Ethnofederalism and the Mismanagement of Nationalism

Ethnofederalism and the Mismanagement of Nationalism

Speaker:

  • Philip Roeder

Philip G. Roeder (Ph. D. Harvard University, 1978) is professor of political science at the University of California, San Diego. A specialist on the politics of the Soviet successor states, Roeder has focused his recent research on the design of political institutions for countries torn apart by secessionist movements. He is the author of Where Nation-States Come From: Institutional Change in the Age of Nationalism (Princeton) and Red Sunset: The Failure of Soviet Politics (Princeton). He is the co-author of Postcommunism and the Theory of Democracy (Princeton) and co-editor of Sustainable Peace: Power and Democracy After Civil Wars (Cornell). His articles have appeared in such journals as the American Political Science Review, World Politics, and International Studies Quarterly. He is currently working on two longer-term projects:

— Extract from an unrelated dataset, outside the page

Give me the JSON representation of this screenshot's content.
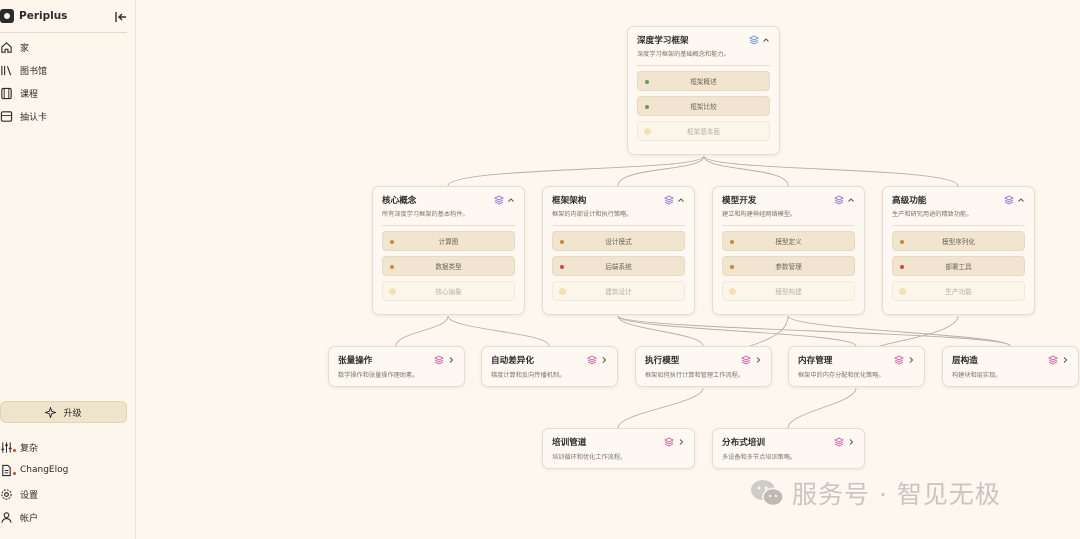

  1. Alternatives to Independence (What are the consequences of various institutional arrangements designed to avoid granting independence to secessionists?) and
  2. The Tenacity of the Nation-State (Why do states almost never relinquish sovereignty willingly?)
Presentation